S3: And so Bella, in her case, would be a case like that, right?

S4: Oh, definitely. The way the books end up running it out even is that she ends up getting turned into a vampire halfway through the last book only because she’s dying, that Edward finally goes ahead and does it.

S3: The lesson from the vampire for Laurie Paul is that life is not only a matter of making choices by investigating yourself, figuring out what you really want or who you really are. Some of the really important decisions you make for yourself might not paradoxically involve you at all. Nothing about your current self is going to prepare you for what it will be like to be a different self, and nobody can possibly say anything to you that will make for good advice. Even people who have gone through the transformation. A transformative decision is a decision to change so much about you that taking it is a leap of faith, a leap that even your transformed self couldn’t tell you objectively whether it was a good or bad decision, how nerve wracking and how exciting.

S5: Hi-Phi Nation is written, produced and edited by Barry Lam, associate professor and chair of Philosophy, Ambassador College.

S3: Co-host This Week is Christina van Dyke

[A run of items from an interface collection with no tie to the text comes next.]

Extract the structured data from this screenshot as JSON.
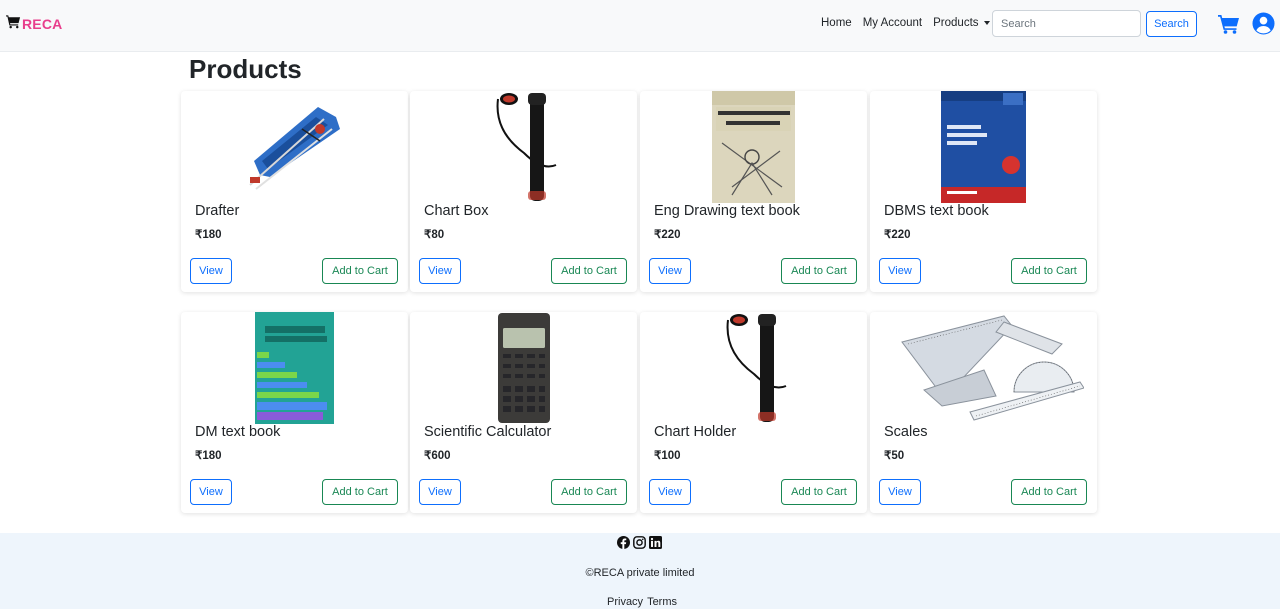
{
  "brand": {
    "name": "RECA",
    "color": "#e83e8c",
    "icon": "cart-icon"
  },
  "nav": {
    "home": "Home",
    "account": "My Account",
    "products": "Products",
    "search_placeholder": "Search",
    "search_button": "Search",
    "cart_icon": "cart-icon",
    "user_icon": "user-circle-icon",
    "accent": "#0d6efd"
  },
  "page": {
    "title": "Products"
  },
  "products": [
    {
      "name": "Drafter",
      "price": "₹180",
      "image": "drafter-image"
    },
    {
      "name": "Chart Box",
      "price": "₹80",
      "image": "chart-box-image"
    },
    {
      "name": "Eng Drawing text book",
      "price": "₹220",
      "image": "engineering-drawing-book-image"
    },
    {
      "name": "DBMS text book",
      "price": "₹220",
      "image": "dbms-book-image"
    },
    {
      "name": "DM text book",
      "price": "₹180",
      "image": "discrete-math-book-image"
    },
    {
      "name": "Scientific Calculator",
      "price": "₹600",
      "image": "calculator-image"
    },
    {
      "name": "Chart Holder",
      "price": "₹100",
      "image": "chart-holder-image"
    },
    {
      "name": "Scales",
      "price": "₹50",
      "image": "scales-set-image"
    }
  ],
  "buttons": {
    "view": "View",
    "add_to_cart": "Add to Cart",
    "view_color": "#0d6efd",
    "cart_color": "#198754"
  },
  "footer": {
    "social_icons": [
      "facebook-icon",
      "instagram-icon",
      "linkedin-icon"
    ],
    "copyright": "©RECA private limited",
    "privacy": "Privacy",
    "terms": "Terms",
    "background": "#eef5fc"
  }
}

S5: executive producer of Slate Podcast is Alicia Montgomery, Editorial Director for Slate Podcast. Is Gabriel Roth, Senior Managing Producer for Slate Podcast. Is June Thomas, managing producer for Slate Podcast is Asha Saluja, editor of Slate Places Me Chao, two production assistants this season provided by Jake Johnson. Visit Hi-Phi Nation dot org for complete transcript. Show notes and reading list for every episode that AHIP Nation Talk. Follow Hi-Phi Nation on Facebook and Twitter and at the website for updates on stories and ideas.